> _WHAT THE EXERCISE ASKS_
Below are the entries; count how many lines contain the word "Ethernet" and reply with that number alone.

ENTRIES PROVIDED Start Marker

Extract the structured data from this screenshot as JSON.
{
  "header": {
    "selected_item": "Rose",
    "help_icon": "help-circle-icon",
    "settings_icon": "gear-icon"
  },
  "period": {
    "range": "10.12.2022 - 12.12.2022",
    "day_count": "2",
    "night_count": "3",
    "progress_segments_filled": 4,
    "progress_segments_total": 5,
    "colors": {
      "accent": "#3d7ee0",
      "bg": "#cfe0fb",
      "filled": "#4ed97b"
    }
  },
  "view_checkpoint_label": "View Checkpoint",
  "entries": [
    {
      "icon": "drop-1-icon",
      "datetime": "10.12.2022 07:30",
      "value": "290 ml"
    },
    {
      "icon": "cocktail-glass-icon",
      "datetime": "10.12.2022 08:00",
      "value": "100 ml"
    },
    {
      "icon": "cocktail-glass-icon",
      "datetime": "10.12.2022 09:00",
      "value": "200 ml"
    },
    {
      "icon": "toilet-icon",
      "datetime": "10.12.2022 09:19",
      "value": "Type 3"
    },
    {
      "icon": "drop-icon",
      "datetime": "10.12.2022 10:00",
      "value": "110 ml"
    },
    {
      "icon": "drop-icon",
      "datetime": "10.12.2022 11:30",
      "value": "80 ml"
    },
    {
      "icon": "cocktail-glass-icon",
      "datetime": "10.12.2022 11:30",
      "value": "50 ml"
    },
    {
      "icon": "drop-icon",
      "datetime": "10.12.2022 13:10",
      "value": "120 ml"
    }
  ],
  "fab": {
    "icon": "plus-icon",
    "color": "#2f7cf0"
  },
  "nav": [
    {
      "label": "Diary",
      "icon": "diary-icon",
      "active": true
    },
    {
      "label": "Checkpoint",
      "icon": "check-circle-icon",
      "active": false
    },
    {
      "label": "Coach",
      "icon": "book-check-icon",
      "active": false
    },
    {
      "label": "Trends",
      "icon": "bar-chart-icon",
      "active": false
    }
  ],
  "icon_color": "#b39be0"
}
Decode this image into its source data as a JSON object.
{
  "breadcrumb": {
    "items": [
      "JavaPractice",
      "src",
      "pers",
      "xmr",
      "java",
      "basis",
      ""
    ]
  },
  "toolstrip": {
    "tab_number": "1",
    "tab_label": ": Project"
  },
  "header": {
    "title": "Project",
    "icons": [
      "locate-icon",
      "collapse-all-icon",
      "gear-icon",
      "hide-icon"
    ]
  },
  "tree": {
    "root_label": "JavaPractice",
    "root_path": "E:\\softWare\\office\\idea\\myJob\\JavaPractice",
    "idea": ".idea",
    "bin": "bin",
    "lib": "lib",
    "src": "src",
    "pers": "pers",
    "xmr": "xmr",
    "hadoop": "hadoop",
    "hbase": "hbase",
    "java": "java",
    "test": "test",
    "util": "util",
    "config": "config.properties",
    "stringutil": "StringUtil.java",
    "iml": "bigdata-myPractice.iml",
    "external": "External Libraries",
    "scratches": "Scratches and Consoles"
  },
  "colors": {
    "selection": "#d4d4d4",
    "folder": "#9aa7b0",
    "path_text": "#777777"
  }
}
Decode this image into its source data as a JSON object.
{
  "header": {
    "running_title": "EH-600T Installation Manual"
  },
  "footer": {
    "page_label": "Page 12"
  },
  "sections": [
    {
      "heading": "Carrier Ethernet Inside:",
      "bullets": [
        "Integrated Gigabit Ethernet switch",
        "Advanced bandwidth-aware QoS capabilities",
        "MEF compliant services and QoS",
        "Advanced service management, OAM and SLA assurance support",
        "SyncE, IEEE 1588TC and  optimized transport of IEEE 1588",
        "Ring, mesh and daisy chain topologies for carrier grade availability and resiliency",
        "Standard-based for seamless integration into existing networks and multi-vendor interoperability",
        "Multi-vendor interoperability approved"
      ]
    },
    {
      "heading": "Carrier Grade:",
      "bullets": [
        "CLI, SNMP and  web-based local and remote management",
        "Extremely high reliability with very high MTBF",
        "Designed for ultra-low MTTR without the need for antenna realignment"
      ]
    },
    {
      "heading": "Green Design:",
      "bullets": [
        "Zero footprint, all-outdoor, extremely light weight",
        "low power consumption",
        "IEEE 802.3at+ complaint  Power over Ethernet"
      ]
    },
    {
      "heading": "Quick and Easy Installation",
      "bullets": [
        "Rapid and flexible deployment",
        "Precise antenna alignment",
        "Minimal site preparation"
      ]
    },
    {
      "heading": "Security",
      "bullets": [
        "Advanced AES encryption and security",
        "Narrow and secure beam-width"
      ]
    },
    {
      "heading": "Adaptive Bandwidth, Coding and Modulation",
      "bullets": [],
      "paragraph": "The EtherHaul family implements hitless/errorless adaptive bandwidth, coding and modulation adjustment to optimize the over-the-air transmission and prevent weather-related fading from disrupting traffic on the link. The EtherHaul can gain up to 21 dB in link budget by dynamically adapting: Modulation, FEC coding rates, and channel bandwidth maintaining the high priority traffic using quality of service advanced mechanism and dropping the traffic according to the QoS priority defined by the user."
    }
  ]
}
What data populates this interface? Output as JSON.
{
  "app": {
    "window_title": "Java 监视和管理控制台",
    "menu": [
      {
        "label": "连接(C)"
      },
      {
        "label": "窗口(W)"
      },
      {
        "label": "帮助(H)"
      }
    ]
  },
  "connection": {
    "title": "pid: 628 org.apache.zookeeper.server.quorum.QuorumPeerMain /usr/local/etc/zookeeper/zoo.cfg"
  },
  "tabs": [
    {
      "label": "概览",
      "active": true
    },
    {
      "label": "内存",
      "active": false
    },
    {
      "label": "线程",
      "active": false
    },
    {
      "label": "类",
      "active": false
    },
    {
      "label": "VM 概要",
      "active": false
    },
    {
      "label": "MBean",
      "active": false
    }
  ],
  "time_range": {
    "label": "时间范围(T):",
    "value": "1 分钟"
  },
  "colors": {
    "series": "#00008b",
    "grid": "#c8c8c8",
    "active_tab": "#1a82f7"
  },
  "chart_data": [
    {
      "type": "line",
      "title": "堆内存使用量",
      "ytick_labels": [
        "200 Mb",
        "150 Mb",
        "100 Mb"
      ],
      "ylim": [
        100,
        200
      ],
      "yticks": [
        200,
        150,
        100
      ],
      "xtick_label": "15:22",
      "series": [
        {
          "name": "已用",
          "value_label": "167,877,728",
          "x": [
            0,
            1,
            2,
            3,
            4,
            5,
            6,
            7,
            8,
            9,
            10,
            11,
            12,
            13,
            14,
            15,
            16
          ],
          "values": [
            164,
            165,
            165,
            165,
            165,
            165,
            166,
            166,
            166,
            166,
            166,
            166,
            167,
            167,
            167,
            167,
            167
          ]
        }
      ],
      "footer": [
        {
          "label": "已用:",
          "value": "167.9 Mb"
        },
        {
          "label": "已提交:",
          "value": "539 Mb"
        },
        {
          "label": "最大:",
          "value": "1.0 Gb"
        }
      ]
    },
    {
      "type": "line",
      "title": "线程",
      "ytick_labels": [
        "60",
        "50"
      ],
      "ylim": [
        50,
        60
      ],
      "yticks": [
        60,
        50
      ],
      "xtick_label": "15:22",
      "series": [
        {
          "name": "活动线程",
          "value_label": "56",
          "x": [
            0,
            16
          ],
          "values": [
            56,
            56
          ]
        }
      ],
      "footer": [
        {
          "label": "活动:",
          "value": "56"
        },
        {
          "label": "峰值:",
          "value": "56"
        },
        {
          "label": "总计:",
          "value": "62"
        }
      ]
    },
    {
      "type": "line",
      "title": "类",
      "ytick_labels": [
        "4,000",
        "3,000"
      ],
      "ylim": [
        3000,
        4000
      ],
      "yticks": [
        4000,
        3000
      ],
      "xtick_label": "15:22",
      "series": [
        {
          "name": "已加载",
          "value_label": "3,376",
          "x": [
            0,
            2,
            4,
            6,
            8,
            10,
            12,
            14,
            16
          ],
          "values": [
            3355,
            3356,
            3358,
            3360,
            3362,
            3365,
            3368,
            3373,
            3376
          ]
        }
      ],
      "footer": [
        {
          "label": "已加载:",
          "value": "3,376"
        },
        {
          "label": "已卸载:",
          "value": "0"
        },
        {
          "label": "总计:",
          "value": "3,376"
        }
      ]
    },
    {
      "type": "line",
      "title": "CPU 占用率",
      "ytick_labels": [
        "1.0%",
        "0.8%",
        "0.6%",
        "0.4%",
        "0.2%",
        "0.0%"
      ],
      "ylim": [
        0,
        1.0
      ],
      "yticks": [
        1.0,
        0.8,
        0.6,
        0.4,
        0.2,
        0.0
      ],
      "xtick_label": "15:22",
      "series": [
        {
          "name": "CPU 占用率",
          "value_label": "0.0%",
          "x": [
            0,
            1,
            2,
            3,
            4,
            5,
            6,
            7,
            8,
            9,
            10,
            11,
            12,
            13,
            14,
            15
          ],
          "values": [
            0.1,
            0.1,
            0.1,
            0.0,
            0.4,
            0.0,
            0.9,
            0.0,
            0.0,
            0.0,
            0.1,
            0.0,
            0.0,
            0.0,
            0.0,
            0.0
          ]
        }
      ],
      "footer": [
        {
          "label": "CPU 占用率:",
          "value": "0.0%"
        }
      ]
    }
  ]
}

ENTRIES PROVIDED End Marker

> _EXERCISE RESULT_
3